## Prompt
Scanning the entries below, copy every line that contains the word "structure".

Dataset rows for apps and sites:

########################################

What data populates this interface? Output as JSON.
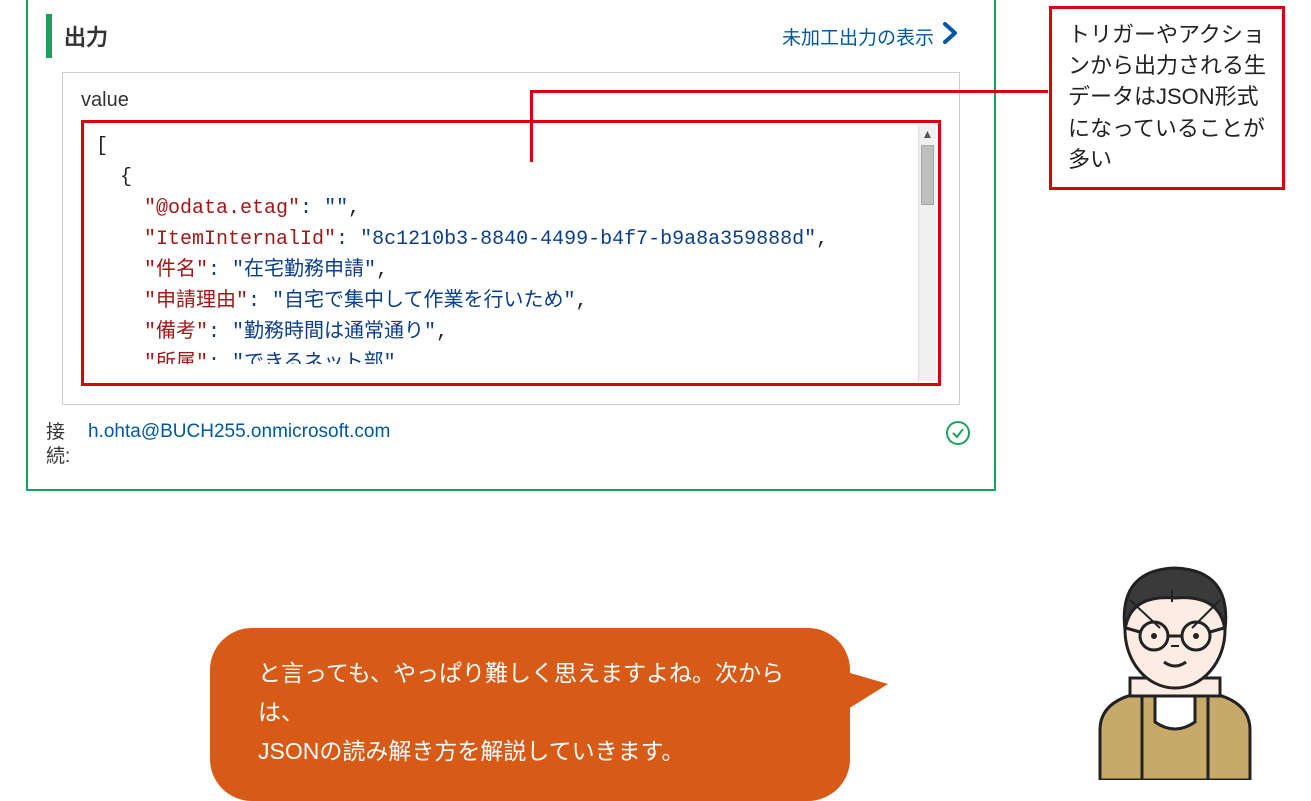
{
  "panel": {
    "output_title": "出力",
    "raw_link": "未加工出力の表示",
    "value_label": "value",
    "json_lines": [
      {
        "indent": 0,
        "type": "bracket",
        "text": "["
      },
      {
        "indent": 1,
        "type": "bracket",
        "text": "{"
      },
      {
        "indent": 2,
        "type": "kv",
        "key": "\"@odata.etag\"",
        "value": "\"\"",
        "trailing": ","
      },
      {
        "indent": 2,
        "type": "kv",
        "key": "\"ItemInternalId\"",
        "value": "\"8c1210b3-8840-4499-b4f7-b9a8a359888d\"",
        "trailing": ","
      },
      {
        "indent": 2,
        "type": "kv",
        "key": "\"件名\"",
        "value": "\"在宅勤務申請\"",
        "trailing": ","
      },
      {
        "indent": 2,
        "type": "kv",
        "key": "\"申請理由\"",
        "value": "\"自宅で集中して作業を行いため\"",
        "trailing": ","
      },
      {
        "indent": 2,
        "type": "kv",
        "key": "\"備考\"",
        "value": "\"勤務時間は通常通り\"",
        "trailing": ","
      },
      {
        "indent": 2,
        "type": "kv_cut",
        "key": "\"所属\"",
        "value": "\"できるネット部\"",
        "trailing": ""
      }
    ],
    "connection_label": "接続:",
    "connection_email": "h.ohta@BUCH255.onmicrosoft.com"
  },
  "callout": {
    "text": "トリガーやアクションから出力される生データはJSON形式になっていることが多い"
  },
  "speech": {
    "line1": "と言っても、やっぱり難しく思えますよね。次からは、",
    "line2": "JSONの読み解き方を解説していきます。"
  }
}
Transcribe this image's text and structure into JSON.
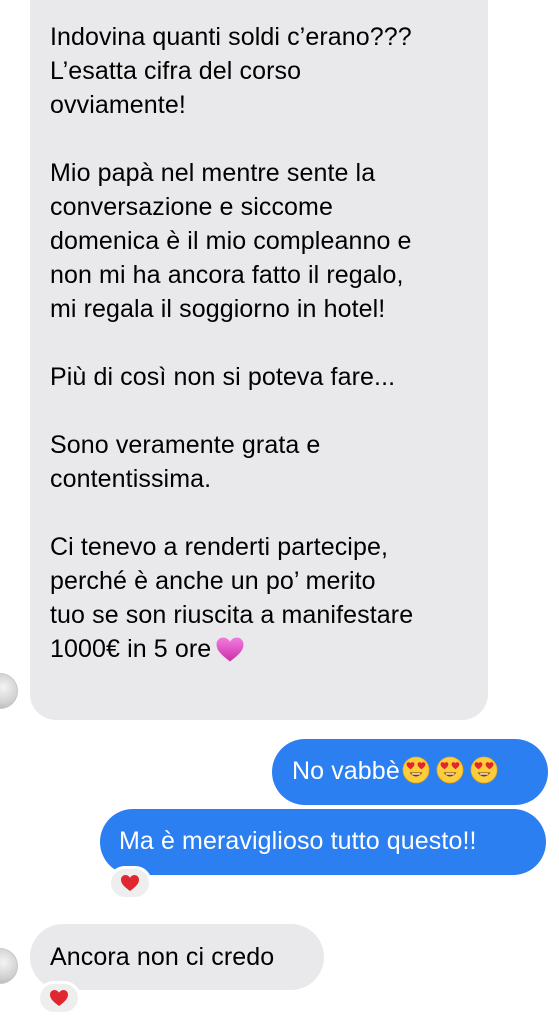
{
  "messages": {
    "incoming_long": {
      "paragraphs": [
        [
          "Indovina quanti soldi c’erano???",
          "L’esatta cifra del corso",
          "ovviamente!"
        ],
        [
          "Mio papà nel mentre sente la",
          "conversazione e siccome",
          "domenica è il mio compleanno e",
          "non mi ha ancora fatto il regalo,",
          "mi regala il soggiorno in hotel!"
        ],
        [
          "Più di così non si poteva fare..."
        ],
        [
          "Sono veramente grata e",
          "contentissima."
        ],
        [
          "Ci tenevo a renderti partecipe,",
          "perché è anche un po’ merito",
          "tuo se son riuscita a manifestare",
          "1000€ in 5 ore"
        ]
      ],
      "trailing_emoji": "purple-heart"
    },
    "outgoing_1": {
      "text": "No vabbè",
      "emojis": [
        "heart-eyes",
        "heart-eyes",
        "heart-eyes"
      ]
    },
    "outgoing_2": {
      "text": "Ma è meraviglioso tutto questo!!",
      "reaction": "red-heart"
    },
    "incoming_2": {
      "text": "Ancora non ci credo",
      "reaction": "red-heart"
    }
  },
  "colors": {
    "incoming_bubble": "#e9e9eb",
    "outgoing_bubble": "#2b7ff1",
    "outgoing_text": "#ffffff",
    "incoming_text": "#000000",
    "heart_red": "#e0262e",
    "heart_purple": "#e04fc1"
  }
}
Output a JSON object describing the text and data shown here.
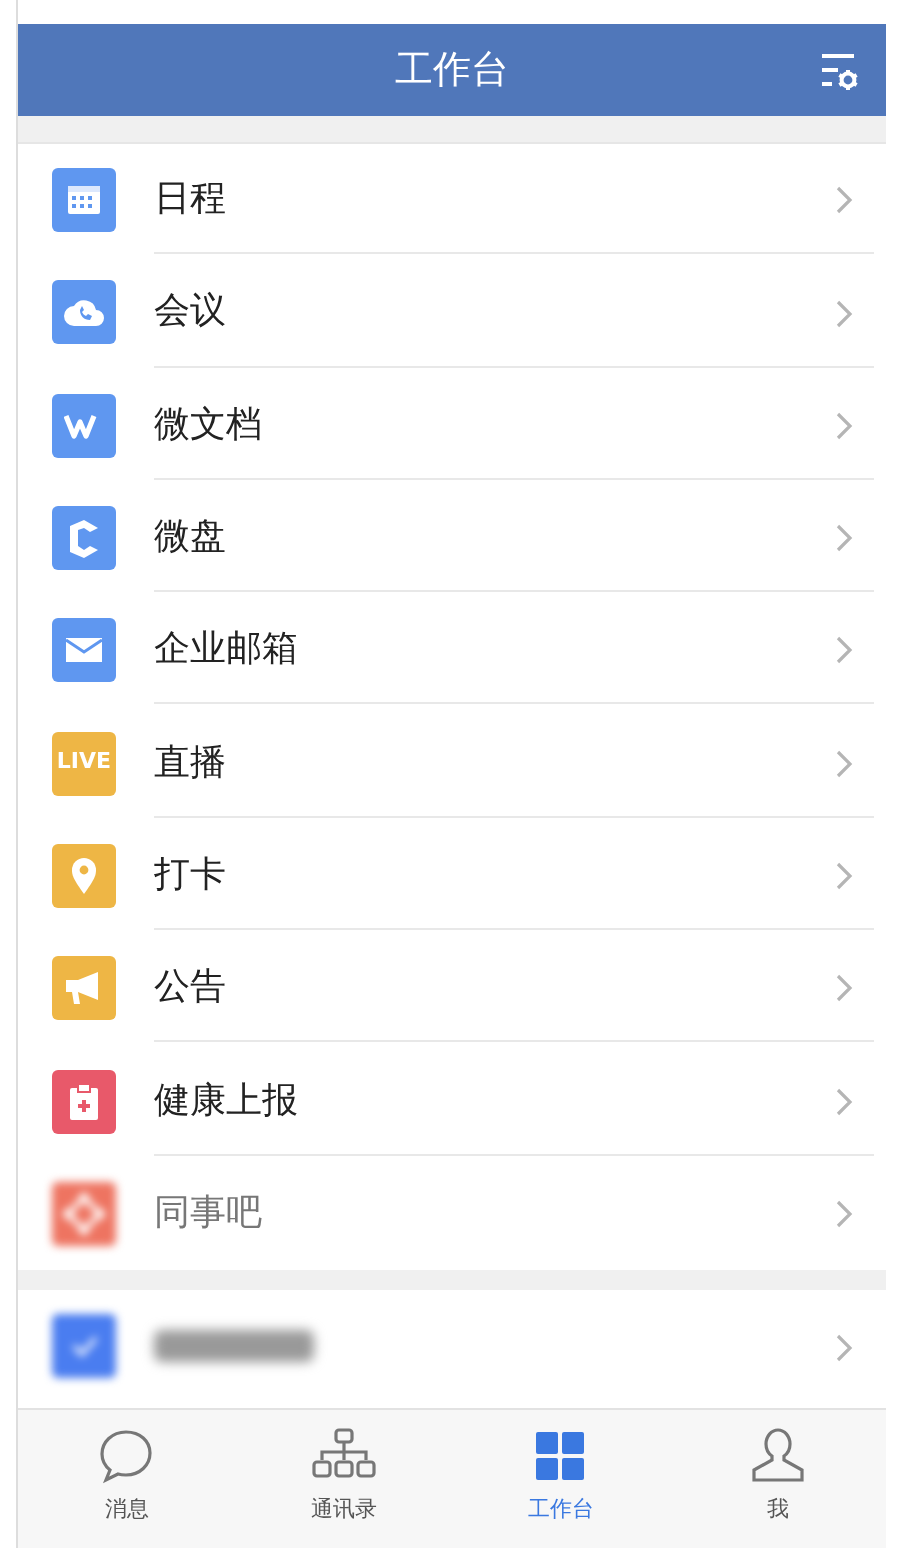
{
  "header": {
    "title": "工作台"
  },
  "groups": [
    {
      "items": [
        {
          "label": "日程",
          "color": "#5f97f0",
          "blurred": false
        },
        {
          "label": "会议",
          "color": "#5f97f0",
          "blurred": false
        },
        {
          "label": "微文档",
          "color": "#5f97f0",
          "blurred": false
        },
        {
          "label": "微盘",
          "color": "#5f97f0",
          "blurred": false
        },
        {
          "label": "企业邮箱",
          "color": "#5f97f0",
          "blurred": false
        },
        {
          "label": "直播",
          "color": "#eeb645",
          "blurred": false,
          "badge": "LIVE"
        },
        {
          "label": "打卡",
          "color": "#eeb645",
          "blurred": false
        },
        {
          "label": "公告",
          "color": "#eeb645",
          "blurred": false
        },
        {
          "label": "健康上报",
          "color": "#e8596a",
          "blurred": false
        },
        {
          "label": "同事吧",
          "color": "#ee7461",
          "blurred": true
        }
      ]
    },
    {
      "items": [
        {
          "color": "#4a7df0",
          "blurred": true
        }
      ]
    }
  ],
  "tab_bar": [
    {
      "label": "消息",
      "selected": false
    },
    {
      "label": "通讯录",
      "selected": false
    },
    {
      "label": "工作台",
      "selected": true
    },
    {
      "label": "我",
      "selected": false
    }
  ]
}
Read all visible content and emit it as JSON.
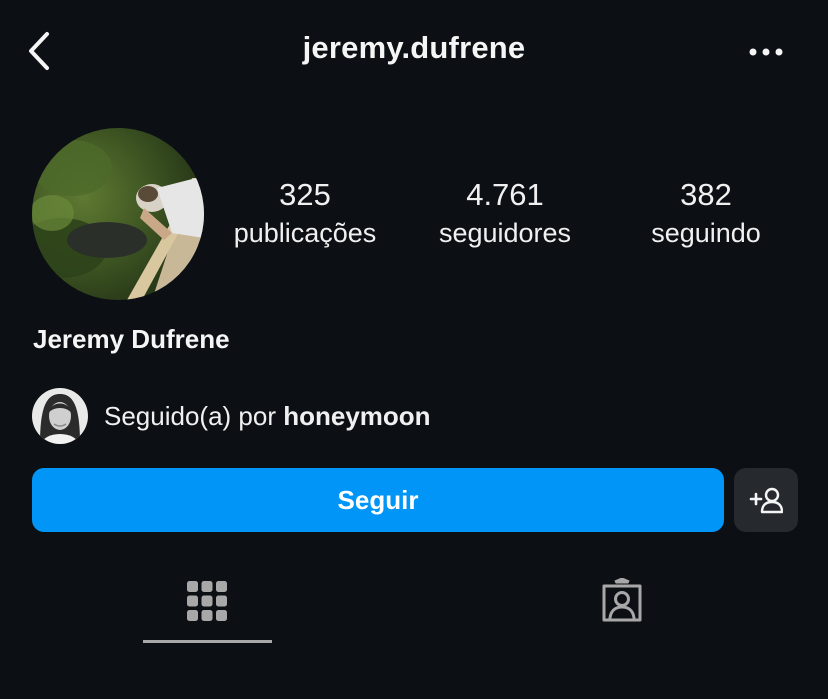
{
  "header": {
    "username": "jeremy.dufrene",
    "back_icon": "chevron-left-icon",
    "more_icon": "more-horizontal-icon"
  },
  "profile": {
    "display_name": "Jeremy Dufrene",
    "stats": {
      "posts": {
        "value": "325",
        "label": "publicações"
      },
      "followers": {
        "value": "4.761",
        "label": "seguidores"
      },
      "following": {
        "value": "382",
        "label": "seguindo"
      }
    }
  },
  "followed_by": {
    "prefix": "Seguido(a) por",
    "user": "honeymoon"
  },
  "actions": {
    "follow_label": "Seguir",
    "suggest_icon": "add-person-icon"
  },
  "tabs": [
    {
      "name": "grid",
      "icon": "grid-icon",
      "active": true
    },
    {
      "name": "tagged",
      "icon": "tagged-user-icon",
      "active": false
    }
  ],
  "colors": {
    "background": "#0c1014",
    "primary": "#0095f6",
    "secondary_button": "#262a2f"
  }
}
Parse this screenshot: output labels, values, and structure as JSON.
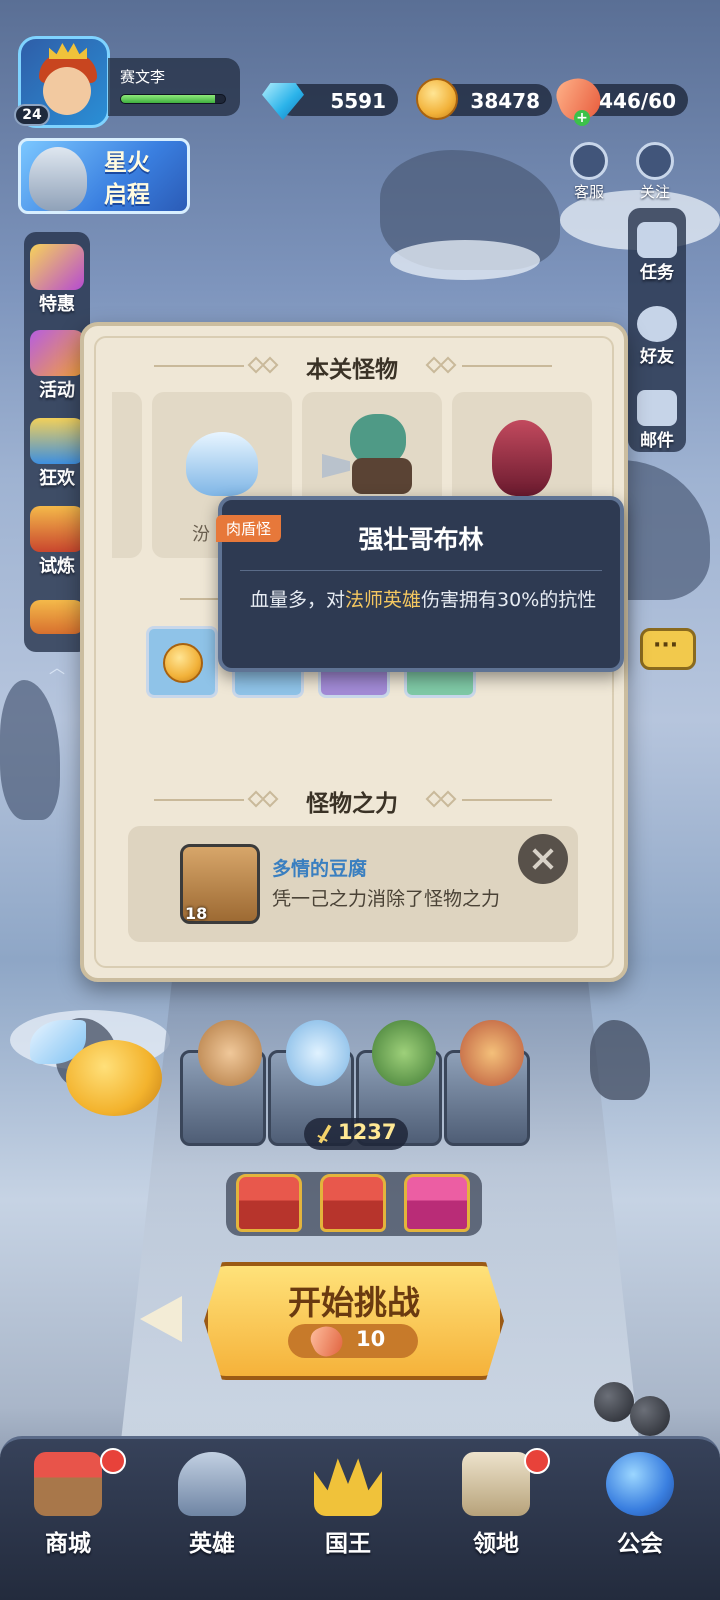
{
  "player": {
    "name": "赛文李",
    "level": "24",
    "exp_fraction": 0.9
  },
  "resources": {
    "gems": "5591",
    "gold": "38478",
    "stamina": "446/60"
  },
  "event_banner": {
    "line1": "星火",
    "line2": "启程"
  },
  "top_right": [
    {
      "label": "客服",
      "icon": "customer-service-icon"
    },
    {
      "label": "关注",
      "icon": "star-follow-icon"
    }
  ],
  "side_left": [
    {
      "label": "特惠",
      "icon": "gift-card-icon"
    },
    {
      "label": "活动",
      "icon": "activity-horn-icon"
    },
    {
      "label": "狂欢",
      "icon": "carnival-chest-icon"
    },
    {
      "label": "试炼",
      "icon": "trial-chest-icon"
    }
  ],
  "side_right": [
    {
      "label": "任务",
      "icon": "calendar-task-icon"
    },
    {
      "label": "好友",
      "icon": "friends-icon"
    },
    {
      "label": "邮件",
      "icon": "mail-icon"
    }
  ],
  "dialog": {
    "monsters_title": "本关怪物",
    "monster_name_partial": "汾",
    "power_title": "怪物之力",
    "power_hero_name": "多情的豆腐",
    "power_hero_level": "18",
    "power_desc": "凭一己之力消除了怪物之力"
  },
  "tooltip": {
    "tag": "肉盾怪",
    "title": "强壮哥布林",
    "desc_pre": "血量多，对",
    "desc_highlight": "法师英雄",
    "desc_post": "伤害拥有30%的抗性"
  },
  "lineup": {
    "combat_power": "1237"
  },
  "start_button": {
    "label": "开始挑战",
    "cost": "10"
  },
  "nav": [
    {
      "label": "商城",
      "icon": "shop-icon",
      "badge": true
    },
    {
      "label": "英雄",
      "icon": "hero-helmet-icon",
      "badge": false
    },
    {
      "label": "国王",
      "icon": "crown-icon",
      "badge": false
    },
    {
      "label": "领地",
      "icon": "castle-icon",
      "badge": true
    },
    {
      "label": "公会",
      "icon": "guild-planet-icon",
      "badge": false
    }
  ],
  "colors": {
    "accent_orange": "#f5b23a",
    "tooltip_bg": "#2e3a52",
    "highlight": "#f4c760",
    "hero_name_blue": "#3a7fc0"
  }
}
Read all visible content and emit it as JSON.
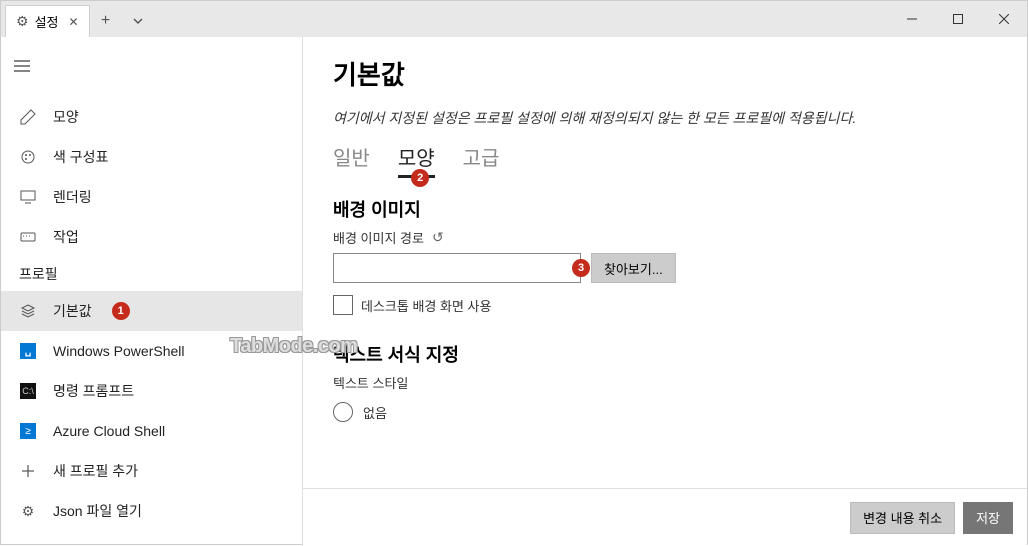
{
  "title_bar": {
    "tab_title": "설정",
    "watermark": "TabMode.com"
  },
  "sidebar": {
    "items": [
      {
        "label": "모양",
        "icon": "pencil-icon"
      },
      {
        "label": "색 구성표",
        "icon": "palette-icon"
      },
      {
        "label": "렌더링",
        "icon": "monitor-icon"
      },
      {
        "label": "작업",
        "icon": "keyboard-icon"
      }
    ],
    "profiles_header": "프로필",
    "profile_items": [
      {
        "label": "기본값",
        "icon": "layers-icon",
        "selected": true,
        "badge": "1"
      },
      {
        "label": "Windows PowerShell",
        "icon": "ps-icon"
      },
      {
        "label": "명령 프롬프트",
        "icon": "cmd-icon"
      },
      {
        "label": "Azure Cloud Shell",
        "icon": "azure-icon"
      },
      {
        "label": "새 프로필 추가",
        "icon": "plus-icon"
      },
      {
        "label": "Json 파일 열기",
        "icon": "gear-icon"
      }
    ]
  },
  "content": {
    "title": "기본값",
    "description": "여기에서 지정된 설정은 프로필 설정에 의해 재정의되지 않는 한 모든 프로필에 적용됩니다.",
    "tabs": [
      {
        "label": "일반",
        "active": false
      },
      {
        "label": "모양",
        "active": true,
        "badge": "2"
      },
      {
        "label": "고급",
        "active": false
      }
    ],
    "bg_section": {
      "title": "배경 이미지",
      "path_label": "배경 이미지 경로",
      "path_value": "",
      "browse_label": "찾아보기...",
      "browse_badge": "3",
      "checkbox_label": "데스크톱 배경 화면 사용",
      "checkbox_checked": false
    },
    "text_section": {
      "title": "텍스트 서식 지정",
      "style_label": "텍스트 스타일",
      "option_none": "없음"
    },
    "footer": {
      "cancel": "변경 내용 취소",
      "save": "저장"
    }
  }
}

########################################

## Solution to this task
Transcribe this image's text and structure into JSON.
Parse this screenshot: output labels, values, and structure as JSON.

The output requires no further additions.